What really sets the MG-1 (and all the Electro 35s) apart is its stepless shutter. Most shutters can fire at any of several speeds, such as 1/500, 1/250, 1/125, 1/60, 1/30, 1/15 (and so on) second. But an electromagnet controls this nearly silent Copal leaf shutter; it fires at any speed between 1/500 and 4 seconds. If 1/78 or 1/459 second gives the best exposure at the chosen aperture, that’s what the camera uses.
All this electronic trickery requires a banned PX32 mercury battery. You can use springs and cardboard to adapt other batteries, but I skipped that frustration by ordering a custom battery adapter from Yashica Guy, who is a devotee of all things Electro 35.
Armed with all this information, I loaded a roll of Fujicolor 200 into my MG-1. It’s a large and heavy camera, the same size and about the same weight as my Minolta Hi-Matic 7. It felt substantial in my hands. I took it and my sons to explore New Augusta, Indiana, with it. New Augusta was a small town in what is now northwest Indianapolis. Funny story – the people who founded New Augusta had been living about two miles east, in a town called Augusta on the Michigan Road. I’ve written about Augusta before; an 1832 brick house and a log cabin still stand. When the railroad went in, residents left Augusta behind and built New Augusta on the railroad, hoping for better prosperity. Much of the town, including a small downtown, remains.
This is New Augusta’s Salem Evangelical Lutheran Church, completed in 1880. You will notice that the top of the building is cut off. I knew I wasn’t going to get all of the tower in the photo; I couldn’t back up any farther. But when I framed the shot, the roof’s peak was in the picture.

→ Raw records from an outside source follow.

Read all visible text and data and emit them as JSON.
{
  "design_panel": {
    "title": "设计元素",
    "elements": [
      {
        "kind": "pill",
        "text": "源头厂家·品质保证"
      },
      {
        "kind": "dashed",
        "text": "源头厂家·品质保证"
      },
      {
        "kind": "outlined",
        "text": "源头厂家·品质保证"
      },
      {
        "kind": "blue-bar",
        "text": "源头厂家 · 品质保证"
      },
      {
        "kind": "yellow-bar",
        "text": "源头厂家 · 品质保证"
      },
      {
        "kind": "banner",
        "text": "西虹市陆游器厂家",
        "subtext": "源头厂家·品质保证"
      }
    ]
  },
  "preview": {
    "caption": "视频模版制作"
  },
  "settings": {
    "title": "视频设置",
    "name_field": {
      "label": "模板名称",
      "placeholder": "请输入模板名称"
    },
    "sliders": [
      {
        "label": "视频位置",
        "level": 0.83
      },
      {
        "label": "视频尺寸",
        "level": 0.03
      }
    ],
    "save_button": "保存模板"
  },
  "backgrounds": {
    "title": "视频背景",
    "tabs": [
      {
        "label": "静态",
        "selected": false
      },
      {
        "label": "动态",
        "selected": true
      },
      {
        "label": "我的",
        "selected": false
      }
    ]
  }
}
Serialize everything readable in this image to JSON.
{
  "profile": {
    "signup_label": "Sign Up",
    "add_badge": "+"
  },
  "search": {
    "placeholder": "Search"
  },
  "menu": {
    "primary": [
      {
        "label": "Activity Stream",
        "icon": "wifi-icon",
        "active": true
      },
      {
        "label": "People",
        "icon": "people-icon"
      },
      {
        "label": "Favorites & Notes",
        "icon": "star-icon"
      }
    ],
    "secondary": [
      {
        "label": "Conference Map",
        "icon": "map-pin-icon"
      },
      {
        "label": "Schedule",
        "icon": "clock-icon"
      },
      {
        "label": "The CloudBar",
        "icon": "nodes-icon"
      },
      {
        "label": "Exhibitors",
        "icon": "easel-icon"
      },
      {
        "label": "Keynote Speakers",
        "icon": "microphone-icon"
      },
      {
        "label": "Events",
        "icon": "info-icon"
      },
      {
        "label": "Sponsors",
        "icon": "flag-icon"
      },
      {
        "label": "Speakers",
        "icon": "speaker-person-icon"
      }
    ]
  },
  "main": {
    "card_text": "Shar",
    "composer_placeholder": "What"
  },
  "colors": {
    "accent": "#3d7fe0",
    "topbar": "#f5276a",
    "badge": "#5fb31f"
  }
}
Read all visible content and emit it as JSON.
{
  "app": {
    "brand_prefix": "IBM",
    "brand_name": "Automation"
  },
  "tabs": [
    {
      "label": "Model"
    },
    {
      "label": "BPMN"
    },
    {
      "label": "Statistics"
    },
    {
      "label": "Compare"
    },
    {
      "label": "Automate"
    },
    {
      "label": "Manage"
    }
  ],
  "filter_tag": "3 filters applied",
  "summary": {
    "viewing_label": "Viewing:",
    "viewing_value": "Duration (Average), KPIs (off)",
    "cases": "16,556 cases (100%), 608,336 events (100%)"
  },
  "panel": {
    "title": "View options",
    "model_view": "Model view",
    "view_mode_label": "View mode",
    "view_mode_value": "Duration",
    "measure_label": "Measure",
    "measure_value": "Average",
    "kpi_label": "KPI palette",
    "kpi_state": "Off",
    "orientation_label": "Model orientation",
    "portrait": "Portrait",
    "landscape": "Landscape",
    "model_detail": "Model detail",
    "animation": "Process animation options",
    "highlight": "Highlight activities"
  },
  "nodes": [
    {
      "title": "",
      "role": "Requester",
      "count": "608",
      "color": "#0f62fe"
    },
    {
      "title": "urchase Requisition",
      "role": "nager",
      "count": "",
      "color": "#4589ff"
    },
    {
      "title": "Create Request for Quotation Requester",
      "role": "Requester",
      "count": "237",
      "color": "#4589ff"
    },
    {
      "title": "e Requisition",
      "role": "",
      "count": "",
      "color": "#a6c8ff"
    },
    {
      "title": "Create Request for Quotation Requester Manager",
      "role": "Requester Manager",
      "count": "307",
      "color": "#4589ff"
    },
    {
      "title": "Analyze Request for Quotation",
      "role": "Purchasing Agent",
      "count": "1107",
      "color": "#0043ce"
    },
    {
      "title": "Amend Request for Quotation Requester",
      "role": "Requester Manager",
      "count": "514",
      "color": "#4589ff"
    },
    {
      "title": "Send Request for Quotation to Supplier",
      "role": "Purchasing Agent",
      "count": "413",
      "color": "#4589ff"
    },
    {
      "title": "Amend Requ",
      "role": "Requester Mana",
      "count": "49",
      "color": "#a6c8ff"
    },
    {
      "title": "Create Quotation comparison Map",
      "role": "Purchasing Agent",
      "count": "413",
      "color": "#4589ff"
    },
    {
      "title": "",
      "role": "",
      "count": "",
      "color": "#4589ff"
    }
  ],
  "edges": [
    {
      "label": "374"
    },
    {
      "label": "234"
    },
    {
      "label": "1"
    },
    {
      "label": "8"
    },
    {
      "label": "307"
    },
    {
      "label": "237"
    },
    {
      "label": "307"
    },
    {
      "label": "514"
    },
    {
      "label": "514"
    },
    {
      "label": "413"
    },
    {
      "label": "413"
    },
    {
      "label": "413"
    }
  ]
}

The same goes for the top left corner of the brick building in this photo. A visitor to my Flickr space reports that the brick building was once New Augusta’s post office and the red frame building was Wagle’s Grocery.
A lawyer and an accountant hang their shingle from the brick building today.
Fortunately, this shot of the New Augusta train station didn’t suffer from poor framing. I’d sure like to know why the sign doesn’t say New Augusta, though.
I don’t live very far from New Augusta. These tracks run south from here to about a mile behind my house. Even though the main line looks well used, I hear train whistles only about once a month.
I made one other mistake with my MG-1 and it caused me to lose the first seven shots on this roll of film. In pressing the shutter button, I stopped when I heard a faint click. It turns out that faint click was a mechanism that allowed the film to be advanced. I needed to push the button a little farther to actually fire the shutter. I stumbled across it by accident or I would have sent an entire unexposed roll to the developer. So lesson learned – two clicks takes the photograph.
Like so many of my old cameras, my MG-1 came to me with some issues. The light seals are sticky goo, so I wrapped the film door in electrical tape to avoid light leaks. And the rangefinder is misaligned, which I discovered early on when the rangefinder insisted that a subject across the street was only seven feet away. I just focused manually through this roll of film. Fortunately, Yashica Guy explains how to fix these and other common Electro 35 issues. And because of such excellent support on the Internet, I’ll correct these problems and try another roll in this camera again soon.
Do you like old cameras? Then check out my entire collection.